Every day Hercules is fed about 30 pounds (13.6 kg) of raw meat, which happens to be about the same weight as a small child.
South Carolina has its very own UFO welcome center.
The welcome center is somewhat unofficial, to say the least.
In 1994, local UFO enthusiast Joseph Pendarvis began constructing the UFO welcome center in the sleepy little town of Bowman, South Carolina.
Initially, the structure was meant to be some extra space outside of Pendarvis’ trailer in which he could work in, but over time it grew into something far greater.
These days, the UFO welcome center appears like two rather ramshackle UFOs stacked on top of each other.
Like any good welcome center, it has a guestbook for you to sign into when visiting, a toilet, air conditioning, and a few other basic amenities.
The Loch Ness Monster’s cousin lives in South Carolina.
Scotland has the sea monster Nessie, and South Carolina has the lake monster Messie, which lives in Lake Murray near the town of Irmo.
It’s apparently been sighted many times since 1933.
Messie is often reported to look like some serpent, measuring between 40 to 60 feet (12 to18 m) long.
A marine biologist who visited claimed that he had spoken with as many as 12 people who claimed that they had seen the lake monster, and apparently, all of these people were not intoxicated at the time.
South Carolina produces more peaches than the peach state.
It’s a fact that many South Carolinians are often more than happy to flaunt in the face of their southern neighbors, Georgia, the so-called “Peach State.”
The reality is that South Carolina is actually the second-largest producer of peaches in the country, losing out only to California.
To add insult to injury to Georgia, South Carolina is often referred to as the “Tastier Peach State!”
South Carolina produces an average of 60,000 tons (54,431 tonnes) of peaches annually!
There’s a button museum in South Carolina, and it’s everything you never knew you wanted.
As far as strange roadside attractions or museums go, Dalton Stevens’ Button Museum outside of Bishopville is rather impressive.
It all started in 1983 when Dalton Stevens’ insomnia reached a new level, driving him a bit nutty.
To combat this, he had to find anything to do with his hands when he couldn’t sleep.
For some reason, the activity that Stevens landed upon was sewing buttons onto things.
Over the next two years, Stevens sewed an impressive 16,000 buttons onto a suit.
It wasn’t long until he was locally famous for his crafty insomnia sessions, which led him to open his Button Museum.

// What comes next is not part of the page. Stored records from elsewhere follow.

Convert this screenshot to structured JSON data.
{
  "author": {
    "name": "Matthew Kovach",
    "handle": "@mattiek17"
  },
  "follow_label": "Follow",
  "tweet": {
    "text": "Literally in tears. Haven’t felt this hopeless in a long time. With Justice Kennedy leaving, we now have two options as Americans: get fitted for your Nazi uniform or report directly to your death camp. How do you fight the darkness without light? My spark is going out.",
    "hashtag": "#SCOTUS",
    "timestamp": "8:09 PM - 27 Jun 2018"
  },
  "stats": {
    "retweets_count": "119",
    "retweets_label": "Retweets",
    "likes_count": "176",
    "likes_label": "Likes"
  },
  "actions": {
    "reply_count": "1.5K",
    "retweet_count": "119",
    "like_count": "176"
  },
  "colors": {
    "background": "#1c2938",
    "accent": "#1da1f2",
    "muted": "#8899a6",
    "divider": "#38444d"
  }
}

Until his passing in 2016, Stevens attached buttons to an incredible variety of objects, most impressively, an entire hearse!

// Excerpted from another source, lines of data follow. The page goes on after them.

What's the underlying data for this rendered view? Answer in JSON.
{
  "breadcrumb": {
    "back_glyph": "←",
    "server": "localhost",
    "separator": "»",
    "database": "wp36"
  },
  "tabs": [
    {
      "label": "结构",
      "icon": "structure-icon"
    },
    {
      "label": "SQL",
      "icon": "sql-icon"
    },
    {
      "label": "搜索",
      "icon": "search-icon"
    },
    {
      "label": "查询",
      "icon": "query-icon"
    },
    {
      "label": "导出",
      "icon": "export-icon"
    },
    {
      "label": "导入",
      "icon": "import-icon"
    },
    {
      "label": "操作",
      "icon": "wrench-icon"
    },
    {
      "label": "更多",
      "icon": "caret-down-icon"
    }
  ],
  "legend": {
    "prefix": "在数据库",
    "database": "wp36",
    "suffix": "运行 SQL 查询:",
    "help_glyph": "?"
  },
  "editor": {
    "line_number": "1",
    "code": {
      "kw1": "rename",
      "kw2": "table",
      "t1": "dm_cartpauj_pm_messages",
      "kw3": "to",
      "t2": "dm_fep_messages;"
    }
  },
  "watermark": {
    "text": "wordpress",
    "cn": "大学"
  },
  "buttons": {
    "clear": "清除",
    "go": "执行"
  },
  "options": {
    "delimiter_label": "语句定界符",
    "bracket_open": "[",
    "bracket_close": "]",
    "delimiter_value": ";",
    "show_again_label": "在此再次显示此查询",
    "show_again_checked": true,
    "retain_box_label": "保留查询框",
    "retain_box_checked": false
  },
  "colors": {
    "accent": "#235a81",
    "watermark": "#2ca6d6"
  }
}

While South Carolina is another southern state, there’s so much more to it than that.
Sure, like many US states, there’s a rather dark period of history, but things are improving!

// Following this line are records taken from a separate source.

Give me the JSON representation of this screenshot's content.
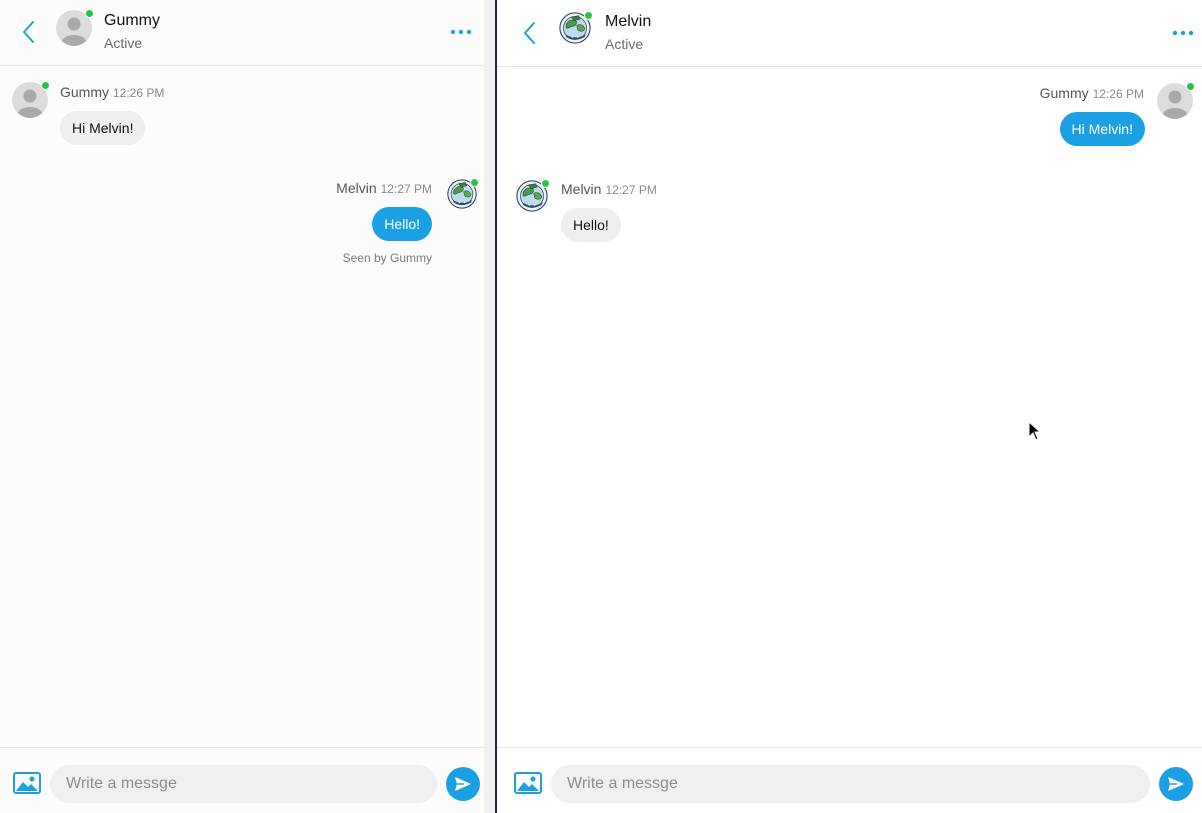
{
  "colors": {
    "accent": "#1ba1e3",
    "online": "#2bc24b",
    "incoming_bubble": "#efefef"
  },
  "left": {
    "header": {
      "name": "Gummy",
      "status": "Active",
      "back_icon": "chevron-left-icon",
      "more_icon": "ellipsis-icon"
    },
    "messages": [
      {
        "sender": "Gummy",
        "time": "12:26 PM",
        "text": "Hi Melvin!",
        "direction": "incoming"
      },
      {
        "sender": "Melvin",
        "time": "12:27 PM",
        "text": "Hello!",
        "direction": "outgoing",
        "seen": "Seen by Gummy"
      }
    ],
    "composer": {
      "placeholder": "Write a messge",
      "image_icon": "image-icon",
      "send_icon": "send-icon"
    }
  },
  "right": {
    "header": {
      "name": "Melvin",
      "status": "Active",
      "back_icon": "chevron-left-icon",
      "more_icon": "ellipsis-icon"
    },
    "messages": [
      {
        "sender": "Gummy",
        "time": "12:26 PM",
        "text": "Hi Melvin!",
        "direction": "outgoing"
      },
      {
        "sender": "Melvin",
        "time": "12:27 PM",
        "text": "Hello!",
        "direction": "incoming"
      }
    ],
    "composer": {
      "placeholder": "Write a messge",
      "image_icon": "image-icon",
      "send_icon": "send-icon"
    }
  }
}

Meanwhile, the state itself is absolutely beautiful, warm, and welcoming.
South Carolina has something for everyone, whether you’re a fan of beaches, golf courses, or even bizarre roadside attractions!